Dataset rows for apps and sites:

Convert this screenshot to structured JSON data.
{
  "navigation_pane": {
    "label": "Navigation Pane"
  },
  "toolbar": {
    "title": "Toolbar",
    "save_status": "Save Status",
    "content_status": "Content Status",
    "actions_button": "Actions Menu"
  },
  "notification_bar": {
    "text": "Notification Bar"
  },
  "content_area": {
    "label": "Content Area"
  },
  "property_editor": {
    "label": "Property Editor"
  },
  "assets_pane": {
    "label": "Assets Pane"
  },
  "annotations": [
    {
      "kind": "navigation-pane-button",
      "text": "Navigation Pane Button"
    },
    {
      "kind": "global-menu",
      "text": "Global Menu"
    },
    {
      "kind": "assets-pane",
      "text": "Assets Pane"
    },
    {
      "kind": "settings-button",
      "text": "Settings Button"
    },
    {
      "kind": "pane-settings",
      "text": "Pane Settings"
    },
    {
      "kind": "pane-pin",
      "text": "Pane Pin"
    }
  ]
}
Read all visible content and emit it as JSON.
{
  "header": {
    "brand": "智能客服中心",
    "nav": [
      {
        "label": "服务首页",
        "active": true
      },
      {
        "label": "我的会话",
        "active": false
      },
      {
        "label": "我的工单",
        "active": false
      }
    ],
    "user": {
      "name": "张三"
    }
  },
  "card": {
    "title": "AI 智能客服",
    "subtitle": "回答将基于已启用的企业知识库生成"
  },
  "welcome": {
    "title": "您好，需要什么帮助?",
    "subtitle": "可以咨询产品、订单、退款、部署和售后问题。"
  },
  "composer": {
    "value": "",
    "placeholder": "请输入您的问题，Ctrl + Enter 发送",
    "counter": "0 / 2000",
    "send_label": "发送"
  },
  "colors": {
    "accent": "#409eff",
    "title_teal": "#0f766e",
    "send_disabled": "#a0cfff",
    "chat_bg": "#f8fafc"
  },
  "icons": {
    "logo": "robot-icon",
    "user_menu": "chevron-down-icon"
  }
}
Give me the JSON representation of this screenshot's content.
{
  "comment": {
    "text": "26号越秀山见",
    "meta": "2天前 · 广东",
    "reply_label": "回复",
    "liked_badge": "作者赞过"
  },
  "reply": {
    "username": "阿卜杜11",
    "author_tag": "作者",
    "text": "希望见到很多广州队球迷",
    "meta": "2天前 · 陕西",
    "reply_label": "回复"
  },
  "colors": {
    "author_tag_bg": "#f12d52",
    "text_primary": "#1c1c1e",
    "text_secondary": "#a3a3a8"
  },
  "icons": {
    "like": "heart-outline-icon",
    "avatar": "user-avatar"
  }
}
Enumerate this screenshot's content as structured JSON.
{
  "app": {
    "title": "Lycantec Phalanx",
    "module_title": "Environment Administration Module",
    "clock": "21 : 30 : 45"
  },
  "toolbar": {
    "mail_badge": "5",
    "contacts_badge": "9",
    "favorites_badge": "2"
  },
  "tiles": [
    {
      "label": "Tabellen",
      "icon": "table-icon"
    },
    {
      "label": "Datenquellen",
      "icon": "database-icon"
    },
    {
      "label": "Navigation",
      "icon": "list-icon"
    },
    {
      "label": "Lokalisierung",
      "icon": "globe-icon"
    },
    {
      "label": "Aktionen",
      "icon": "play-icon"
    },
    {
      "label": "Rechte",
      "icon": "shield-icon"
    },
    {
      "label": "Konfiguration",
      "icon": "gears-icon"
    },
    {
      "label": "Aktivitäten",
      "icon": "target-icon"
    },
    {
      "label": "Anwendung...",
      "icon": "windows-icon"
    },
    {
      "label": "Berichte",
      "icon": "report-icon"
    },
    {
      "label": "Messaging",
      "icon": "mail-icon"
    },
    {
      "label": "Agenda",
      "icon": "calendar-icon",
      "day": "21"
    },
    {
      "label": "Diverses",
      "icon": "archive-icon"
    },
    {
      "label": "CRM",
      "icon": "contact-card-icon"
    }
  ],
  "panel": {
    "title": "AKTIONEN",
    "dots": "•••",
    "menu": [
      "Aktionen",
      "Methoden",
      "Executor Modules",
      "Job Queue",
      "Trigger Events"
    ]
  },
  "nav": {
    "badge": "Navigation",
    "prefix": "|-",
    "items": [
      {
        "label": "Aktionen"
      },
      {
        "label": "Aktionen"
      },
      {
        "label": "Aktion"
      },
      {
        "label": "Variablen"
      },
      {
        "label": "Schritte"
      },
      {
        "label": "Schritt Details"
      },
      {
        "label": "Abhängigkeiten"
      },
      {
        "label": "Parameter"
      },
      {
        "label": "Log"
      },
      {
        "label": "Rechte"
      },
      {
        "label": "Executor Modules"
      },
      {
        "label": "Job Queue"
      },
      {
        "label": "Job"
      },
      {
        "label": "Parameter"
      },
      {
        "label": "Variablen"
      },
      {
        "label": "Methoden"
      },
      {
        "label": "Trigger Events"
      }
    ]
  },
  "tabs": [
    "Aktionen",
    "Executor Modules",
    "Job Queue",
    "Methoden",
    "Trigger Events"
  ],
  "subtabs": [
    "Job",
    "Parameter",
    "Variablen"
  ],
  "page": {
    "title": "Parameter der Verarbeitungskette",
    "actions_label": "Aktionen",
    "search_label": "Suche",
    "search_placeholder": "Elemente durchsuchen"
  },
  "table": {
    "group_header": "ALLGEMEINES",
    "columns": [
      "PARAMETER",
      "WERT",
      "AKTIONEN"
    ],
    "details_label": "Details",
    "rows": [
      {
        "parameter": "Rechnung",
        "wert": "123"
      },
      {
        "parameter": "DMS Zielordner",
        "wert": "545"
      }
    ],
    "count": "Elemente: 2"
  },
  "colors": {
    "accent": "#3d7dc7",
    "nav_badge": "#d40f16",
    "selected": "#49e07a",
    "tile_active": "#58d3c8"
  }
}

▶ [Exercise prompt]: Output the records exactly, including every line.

▶ [Exercise result]:
Convert this screenshot to structured JSON data.
{
  "navigation_pane": {
    "label": "Navigation Pane"
  },
  "toolbar": {
    "title": "Toolbar",
    "save_status": "Save Status",
    "content_status": "Content Status",
    "actions_button": "Actions Menu"
  },
  "notification_bar": {
    "text": "Notification Bar"
  },
  "content_area": {
    "label": "Content Area"
  },
  "property_editor": {
    "label": "Property Editor"
  },
  "assets_pane": {
    "label": "Assets Pane"
  },
  "annotations": [
    {
      "kind": "navigation-pane-button",
      "text": "Navigation Pane Button"
    },
    {
      "kind": "global-menu",
      "text": "Global Menu"
    },
    {
      "kind": "assets-pane",
      "text": "Assets Pane"
    },
    {
      "kind": "settings-button",
      "text": "Settings Button"
    },
    {
      "kind": "pane-settings",
      "text": "Pane Settings"
    },
    {
      "kind": "pane-pin",
      "text": "Pane Pin"
    }
  ]
}
Read all visible content and emit it as JSON.
{
  "header": {
    "brand": "智能客服中心",
    "nav": [
      {
        "label": "服务首页",
        "active": true
      },
      {
        "label": "我的会话",
        "active": false
      },
      {
        "label": "我的工单",
        "active": false
      }
    ],
    "user": {
      "name": "张三"
    }
  },
  "card": {
    "title": "AI 智能客服",
    "subtitle": "回答将基于已启用的企业知识库生成"
  },
  "welcome": {
    "title": "您好，需要什么帮助?",
    "subtitle": "可以咨询产品、订单、退款、部署和售后问题。"
  },
  "composer": {
    "value": "",
    "placeholder": "请输入您的问题，Ctrl + Enter 发送",
    "counter": "0 / 2000",
    "send_label": "发送"
  },
  "colors": {
    "accent": "#409eff",
    "title_teal": "#0f766e",
    "send_disabled": "#a0cfff",
    "chat_bg": "#f8fafc"
  },
  "icons": {
    "logo": "robot-icon",
    "user_menu": "chevron-down-icon"
  }
}
Give me the JSON representation of this screenshot's content.
{
  "comment": {
    "text": "26号越秀山见",
    "meta": "2天前 · 广东",
    "reply_label": "回复",
    "liked_badge": "作者赞过"
  },
  "reply": {
    "username": "阿卜杜11",
    "author_tag": "作者",
    "text": "希望见到很多广州队球迷",
    "meta": "2天前 · 陕西",
    "reply_label": "回复"
  },
  "colors": {
    "author_tag_bg": "#f12d52",
    "text_primary": "#1c1c1e",
    "text_secondary": "#a3a3a8"
  },
  "icons": {
    "like": "heart-outline-icon",
    "avatar": "user-avatar"
  }
}
Enumerate this screenshot's content as structured JSON.
{
  "app": {
    "title": "Lycantec Phalanx",
    "module_title": "Environment Administration Module",
    "clock": "21 : 30 : 45"
  },
  "toolbar": {
    "mail_badge": "5",
    "contacts_badge": "9",
    "favorites_badge": "2"
  },
  "tiles": [
    {
      "label": "Tabellen",
      "icon": "table-icon"
    },
    {
      "label": "Datenquellen",
      "icon": "database-icon"
    },
    {
      "label": "Navigation",
      "icon": "list-icon"
    },
    {
      "label": "Lokalisierung",
      "icon": "globe-icon"
    },
    {
      "label": "Aktionen",
      "icon": "play-icon"
    },
    {
      "label": "Rechte",
      "icon": "shield-icon"
    },
    {
      "label": "Konfiguration",
      "icon": "gears-icon"
    },
    {
      "label": "Aktivitäten",
      "icon": "target-icon"
    },
    {
      "label": "Anwendung...",
      "icon": "windows-icon"
    },
    {
      "label": "Berichte",
      "icon": "report-icon"
    },
    {
      "label": "Messaging",
      "icon": "mail-icon"
    },
    {
      "label": "Agenda",
      "icon": "calendar-icon",
      "day": "21"
    },
    {
      "label": "Diverses",
      "icon": "archive-icon"
    },
    {
      "label": "CRM",
      "icon": "contact-card-icon"
    }
  ],
  "panel": {
    "title": "AKTIONEN",
    "dots": "•••",
    "menu": [
      "Aktionen",
      "Methoden",
      "Executor Modules",
      "Job Queue",
      "Trigger Events"
    ]
  },
  "nav": {
    "badge": "Navigation",
    "prefix": "|-",
    "items": [
      {
        "label": "Aktionen"
      },
      {
        "label": "Aktionen"
      },
      {
        "label": "Aktion"
      },
      {
        "label": "Variablen"
      },
      {
        "label": "Schritte"
      },
      {
        "label": "Schritt Details"
      },
      {
        "label": "Abhängigkeiten"
      },
      {
        "label": "Parameter"
      },
      {
        "label": "Log"
      },
      {
        "label": "Rechte"
      },
      {
        "label": "Executor Modules"
      },
      {
        "label": "Job Queue"
      },
      {
        "label": "Job"
      },
      {
        "label": "Parameter"
      },
      {
        "label": "Variablen"
      },
      {
        "label": "Methoden"
      },
      {
        "label": "Trigger Events"
      }
    ]
  },
  "tabs": [
    "Aktionen",
    "Executor Modules",
    "Job Queue",
    "Methoden",
    "Trigger Events"
  ],
  "subtabs": [
    "Job",
    "Parameter",
    "Variablen"
  ],
  "page": {
    "title": "Parameter der Verarbeitungskette",
    "actions_label": "Aktionen",
    "search_label": "Suche",
    "search_placeholder": "Elemente durchsuchen"
  },
  "table": {
    "group_header": "ALLGEMEINES",
    "columns": [
      "PARAMETER",
      "WERT",
      "AKTIONEN"
    ],
    "details_label": "Details",
    "rows": [
      {
        "parameter": "Rechnung",
        "wert": "123"
      },
      {
        "parameter": "DMS Zielordner",
        "wert": "545"
      }
    ],
    "count": "Elemente: 2"
  },
  "colors": {
    "accent": "#3d7dc7",
    "nav_badge": "#d40f16",
    "selected": "#49e07a",
    "tile_active": "#58d3c8"
  }
}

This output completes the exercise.